1/2 cup sesame seeds

2 cups water (add up to 1/2 cup more, a little at a time, if needed)

Optional additions:  garlic powder, red pepper flakes, onion powder, chopped fresh basil

Nothing needs to be soaked.  Simply mix all ingredients in a large bowl and stir well.

Spread 1/2 batter on each of two dehydrator trays covered with teflex sheets or parchment paper.  Use the back of a spoon to spread batter evenly about 1/4 inch, thick keeping batter as square as possible.  (If you have a round dehydrator you could drop batter by spoon and spread into individual rounds).

Dehydrate at 115 degrees for about 2 hours. They should be starting to harden.  At this point, take a sharp knife and score the crackers (don’t cut all the way through) into squares or triangles as big as you want them to be. (If you score the crackers now they will be easier to break apart when finished).

Pizza Crackers on Tray

Lower temperature and dehydrate at 105 degrees for 6 – 8 hours, until crackers are firm enough to move (go to work, go to school, go to bed).  Remove teflex sheet (some of the crackers may separate along scored lines…that’s okay), and continue to dehydrate at 105 degrees on mesh dehydrator tray until crackers are completely dry and crisp.

Separate crackers along scored lines.

These can be stored in an air-tight jar in your pantry for weeks…but they won’t last that long!

Easter Onigiri

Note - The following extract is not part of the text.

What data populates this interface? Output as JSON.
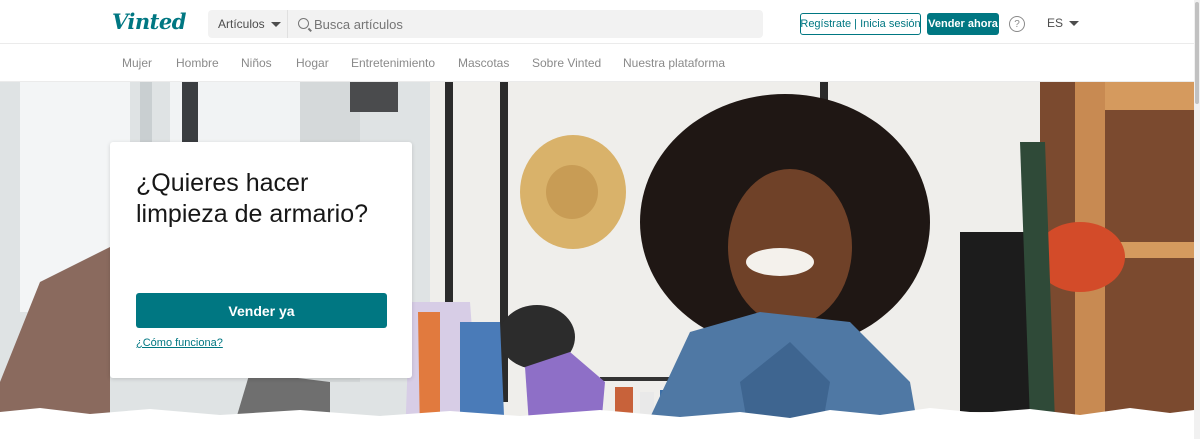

Onigiri may be new to Americans, but in Japan it is a common snack and bento box lunch treat for kids. Usually, they are small round or triangular rice balls filled with vegetable surprises.  Onigiri is an ancient food that history tells us was wrapped in leaves and carried by Samuri warriors into battle.  Today, making the cutest Onigiri, shaped and decorated like animals or people, has become somewhat of a crafty competition among Japanese mothers when preparing school lunches.

Easter Onigiri

With Easter approaching I was inspired to try making something I’d never seen — Easter Onigiri! It was a little tricky getting the colors I wanted naturally, without going the standard food coloring route, but I think these turned out pretty cute.  They’re really not that hard to make and would be a fun project to do with the kids.  What a colorful addition to an Easter buffet table instead of the usual hard-boiled eggs — and no messy eggshells to deal with!

Ingredients:

1 cup sushi rice

3 Tbs. rice vinegar

1 Tbs. + 1 tsp. evaporated cane sugar

1 1/4 sea salt

1 sheet nori (to cut up for decorating)

Fillings:  1/2 inch slices canned baby corn, pickled radish (yummy!), red bell pepper, thawed frozen corn, diced avocado, etc.

I recommend making one color rice at a time.  To make the different colors you will need:

1 tsp. Turmeric – yellow

1 tsp. red beet powder (I’m sure Hallelujah Acres BeetMax* would work, too. You may have to adjust the amount to get the color you want) – pink

1 Tbs. Hallelujah Acres BarleyMax* – green (For brightest color, in a shaker cup put 1 ice-cube the BarleyMax and enough water to measure 1 1/2 cup. Shake vigorously until ice-cube dissolves. Add mixture, foam and all, to rice and cook as directed)

If you want to decorate white eggs, then add no coloring.

Method:

Rinse and drain rice several times (It takes about 5 times until the water is no longer cloudy). Place in a heavy saucepan with 1 1/2 cups water and whatever coloring you choose. Bring to a boil, cover and reduce heat to med/low. Simmer 12 minutes (don’t peek!) Remove from heat and let stand 1 minute.

Meanwhile, in a medium size bowl whisk together rice vinegar, sugar, and sea salt. Mix in the hot rice until the liquid is absorbed. Spread on a foil covered baking sheet to cool for about 5 minutes.

Place a square of plastic wrap over a 1/2 c. custard bowl. Scoop a spoonful of rice into center of plastic wrap making a thumbprint indentation. Fill indentation with your choice of fillings. Cover with another spoonful of rice and pull up sides of plastic wrap. Twist and squeeze wrap around rice, forming a tight, smooth egg shape around filling. Unwrap and place onigiri on a large flat plate.  Repeat with remaining ingredients.

Decorate Onigiri with cut up nori.  Have a bowl of water nearby to glue down nori decorations.  If rice sticks to your fingers wet them to solve that problem.  I used die cut stamps (the kind used for scrapbooking) to stamp out flower and duck shapes, and a paper punch for little dots. Be creative — go wild!

*www.hacres.com